This model confirms many of the previous findings. There are significant differences between the regions and density categories, while there are mixed results for quarters of the year. Interestingly, it seems that a physician’s specialty may have predictive power, as there is a significant difference in log payments to Family Medicine physicians and physicians of all the other specialties. The nature of payment results also confirm what was found previously, showing that some payments have much higher values than others.
|Specialty: Family Medicine|Adolescent Medicine||0.111||0.028||3.916||<0.001|
|Specialty: Family Medicine|Adult Medicine||0.129||0.009||14.101||<0.001|
|Specialty: Family Medicine|Geriatric Medicine||0.147||0.010||14.970||<0.001|
|Specialty: Family Medicine|Obesity Medicine||0.266||0.044||6.122||<0.001|
|Specialty: General Practice||0.319||0.002||129.471||<0.001|
|Specialty: Internal Medicine||0.086||0.001||75.181||<0.001|
|Specialty: Internal Medicine|Adolescent Medicine||-0.134||0.015||-8.965||<0.001|
|Specialty: Internal Medicine|Geriatric Medicine||0.132||0.006||21.607||<0.001|
|Specialty: Internal Medicine|Obesity Medicine||0.300||0.041||7.348||<0.001|
|Specialty: Pediatrics|Adolescent Medicine||0.213||0.011||20.253||<0.001|
|Specialty: Preventive Medicine|Public Health & General Preventive Medicine||0.574||0.021||26.803||<0.001|

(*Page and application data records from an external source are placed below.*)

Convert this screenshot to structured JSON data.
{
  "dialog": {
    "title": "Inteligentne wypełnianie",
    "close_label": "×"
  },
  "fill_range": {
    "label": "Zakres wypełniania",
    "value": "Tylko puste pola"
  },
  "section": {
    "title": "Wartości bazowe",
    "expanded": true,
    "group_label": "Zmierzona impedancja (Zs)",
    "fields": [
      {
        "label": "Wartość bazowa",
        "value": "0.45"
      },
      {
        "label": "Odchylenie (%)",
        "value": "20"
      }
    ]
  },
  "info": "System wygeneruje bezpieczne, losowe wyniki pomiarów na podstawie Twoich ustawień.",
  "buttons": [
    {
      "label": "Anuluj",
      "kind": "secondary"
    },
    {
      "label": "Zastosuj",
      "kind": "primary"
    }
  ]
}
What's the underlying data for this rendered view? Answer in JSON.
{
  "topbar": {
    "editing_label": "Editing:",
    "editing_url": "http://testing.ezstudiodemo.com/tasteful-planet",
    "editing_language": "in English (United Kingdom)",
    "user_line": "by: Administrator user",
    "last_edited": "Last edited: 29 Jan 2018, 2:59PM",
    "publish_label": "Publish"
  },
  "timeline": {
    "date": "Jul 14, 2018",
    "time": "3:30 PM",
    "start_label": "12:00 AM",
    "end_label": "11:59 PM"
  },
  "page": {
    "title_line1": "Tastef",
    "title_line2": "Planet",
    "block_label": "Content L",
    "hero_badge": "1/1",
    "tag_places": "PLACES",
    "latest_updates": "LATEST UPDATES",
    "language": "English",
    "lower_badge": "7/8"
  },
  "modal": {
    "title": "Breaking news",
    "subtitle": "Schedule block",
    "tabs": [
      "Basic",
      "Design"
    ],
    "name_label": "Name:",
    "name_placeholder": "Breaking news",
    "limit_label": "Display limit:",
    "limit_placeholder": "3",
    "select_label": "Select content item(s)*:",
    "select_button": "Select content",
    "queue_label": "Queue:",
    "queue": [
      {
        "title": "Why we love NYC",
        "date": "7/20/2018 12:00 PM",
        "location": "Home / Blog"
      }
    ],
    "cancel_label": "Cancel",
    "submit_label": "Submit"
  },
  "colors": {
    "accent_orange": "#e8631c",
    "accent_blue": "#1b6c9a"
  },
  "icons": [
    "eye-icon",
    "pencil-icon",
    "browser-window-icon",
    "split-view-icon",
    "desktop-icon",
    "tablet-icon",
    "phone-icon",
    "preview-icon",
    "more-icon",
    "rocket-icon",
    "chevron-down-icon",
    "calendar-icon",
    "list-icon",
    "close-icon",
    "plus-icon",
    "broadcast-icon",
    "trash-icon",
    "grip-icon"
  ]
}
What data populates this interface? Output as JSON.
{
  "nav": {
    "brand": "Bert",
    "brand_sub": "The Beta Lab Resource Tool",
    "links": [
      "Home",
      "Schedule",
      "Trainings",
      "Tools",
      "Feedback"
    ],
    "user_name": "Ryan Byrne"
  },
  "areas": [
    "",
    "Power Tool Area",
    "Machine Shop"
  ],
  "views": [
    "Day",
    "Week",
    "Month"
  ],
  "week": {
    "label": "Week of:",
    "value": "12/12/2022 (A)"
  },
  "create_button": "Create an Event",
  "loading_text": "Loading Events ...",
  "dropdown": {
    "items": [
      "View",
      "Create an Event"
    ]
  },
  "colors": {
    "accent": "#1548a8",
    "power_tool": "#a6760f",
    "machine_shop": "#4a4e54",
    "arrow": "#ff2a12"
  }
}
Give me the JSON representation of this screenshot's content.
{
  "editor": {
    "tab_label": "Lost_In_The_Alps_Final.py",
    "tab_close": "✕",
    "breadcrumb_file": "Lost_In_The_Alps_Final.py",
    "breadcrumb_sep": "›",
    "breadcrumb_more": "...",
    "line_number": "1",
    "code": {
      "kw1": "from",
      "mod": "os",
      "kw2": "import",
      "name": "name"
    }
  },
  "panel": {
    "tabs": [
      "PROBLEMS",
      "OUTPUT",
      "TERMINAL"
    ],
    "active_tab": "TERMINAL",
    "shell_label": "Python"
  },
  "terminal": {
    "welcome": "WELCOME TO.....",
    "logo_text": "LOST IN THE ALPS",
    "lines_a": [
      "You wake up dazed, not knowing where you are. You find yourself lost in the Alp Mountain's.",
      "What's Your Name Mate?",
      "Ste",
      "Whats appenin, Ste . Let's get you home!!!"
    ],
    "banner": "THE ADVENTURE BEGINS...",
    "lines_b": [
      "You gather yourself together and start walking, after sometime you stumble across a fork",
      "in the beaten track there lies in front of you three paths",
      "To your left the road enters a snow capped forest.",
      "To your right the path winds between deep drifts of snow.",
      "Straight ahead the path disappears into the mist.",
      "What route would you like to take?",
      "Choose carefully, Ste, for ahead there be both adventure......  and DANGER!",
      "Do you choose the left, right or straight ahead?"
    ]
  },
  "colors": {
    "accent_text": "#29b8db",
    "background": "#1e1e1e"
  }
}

|Nature of Payment: Compensation for services other than consulting||-0.084||0.413||-0.204||0.838|
|Nature of Payment: Compensation for serving as faculty or as a speaker for a non-accredited program||0.151||0.417||0.361||0.718|
|Nature of Payment: Compensation for serving as faculty or as a speaker for an accredited program||0.484||0.433||1.116||0.265|
|Nature of Payment: Consulting Fee||-0.264||0.413||-0.639||0.523|
|Nature of Payment: Current or prospective ownership or investment interest||3.351||0.444||7.550||<0.001|
|Nature of Payment: Education||-4.807||0.413||-11.632||<0.001|
|Nature of Payment: Entertainment||-3.366||0.425||-7.918||<0.001|
|Nature of Payment: Food and Beverage||-4.528||0.413||-10.957||<0.001|
|Nature of Payment: Gift||-1.513||0.414||-3.654||<0.001|
|Nature of Payment: Grant||-0.381||0.415||-0.919||0.358|
|Nature of Payment: Honoraria||0.097||0.414||0.235||0.814|
|Nature of Payment: Royalty or License||1.180||0.417||2.827||0.005|
|Nature of Payment: Travel and Lodging||-2.334||0.413||-5.647||<0.001|
|Density Category: Sparse||0.037||0.002||22.456||<0.001|
|Density Category: Normal||0.061||0.002||37.154||<0.001|
|Density Category: Dense||0.111||0.002||66.452||<0.001|
|Density Category: Extremely Dense||0.261||0.002||147.922||<0.001|
Let us build a time-series model on average payments to primary care physicians for each quarter during the study period.
In applying the Holt-Winters method to average payments for each quarter, the model-predicted values appear to be somewhat similar to the actual values through 2019, but there is a large difference for the 2020 values.
ME RMSE MAE MPE MAPE MASE ACF1 Training set 2.009594 13.41988 9.581064 0.3481101 13.43391 0.8763465 -0.4487789
For this model, the average difference between the fitted value and the actual value is MAPE = 13.43%. As highlighted above, the model seems to do particularly badly for the 2020 values. Thus, let us fit a new model for just the points from 2015 to 2019.
ME RMSE MAE MPE MAPE MASE ACF1 Training set 1.521215 9.433044 7.593289 0.594542 11.95973 0.9660007 -0.3993894
Without the 2020 data, the average difference between the fitted value and the actual value is MAPE = 11.96%. Thus, the 2020 data may introduce divergence from the trend present from 2015 to 2019.